• _TO DO_: For each line below that contains the word "Rules", make a copy.

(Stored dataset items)
--------------------------------------------------

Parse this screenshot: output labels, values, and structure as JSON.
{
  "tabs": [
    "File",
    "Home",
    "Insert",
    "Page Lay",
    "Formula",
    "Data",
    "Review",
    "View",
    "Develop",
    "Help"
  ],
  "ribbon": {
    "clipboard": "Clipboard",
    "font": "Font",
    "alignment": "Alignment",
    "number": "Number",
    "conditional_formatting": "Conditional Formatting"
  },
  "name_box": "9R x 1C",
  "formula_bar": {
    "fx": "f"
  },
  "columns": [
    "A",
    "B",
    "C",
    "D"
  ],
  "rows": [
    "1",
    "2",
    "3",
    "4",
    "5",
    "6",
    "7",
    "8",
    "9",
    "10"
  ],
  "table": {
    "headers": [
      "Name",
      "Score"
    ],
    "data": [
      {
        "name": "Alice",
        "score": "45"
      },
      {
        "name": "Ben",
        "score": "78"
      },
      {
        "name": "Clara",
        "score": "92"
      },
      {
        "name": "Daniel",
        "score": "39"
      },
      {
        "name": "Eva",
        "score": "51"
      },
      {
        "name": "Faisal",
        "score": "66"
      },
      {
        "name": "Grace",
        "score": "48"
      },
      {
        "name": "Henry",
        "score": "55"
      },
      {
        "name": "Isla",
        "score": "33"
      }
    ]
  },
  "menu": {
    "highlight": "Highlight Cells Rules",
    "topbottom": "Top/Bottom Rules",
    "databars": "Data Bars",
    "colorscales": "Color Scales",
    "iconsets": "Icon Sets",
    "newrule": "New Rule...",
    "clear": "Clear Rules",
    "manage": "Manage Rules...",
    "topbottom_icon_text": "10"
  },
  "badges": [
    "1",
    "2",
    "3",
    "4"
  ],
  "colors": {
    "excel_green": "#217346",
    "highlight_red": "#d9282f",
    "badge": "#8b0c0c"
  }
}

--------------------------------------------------

• _ANSWER AREA_:
    "highlight": "Highlight Cells Rules",
    "topbottom": "Top/Bottom Rules",
    "clear": "Clear Rules",
    "manage": "Manage Rules...",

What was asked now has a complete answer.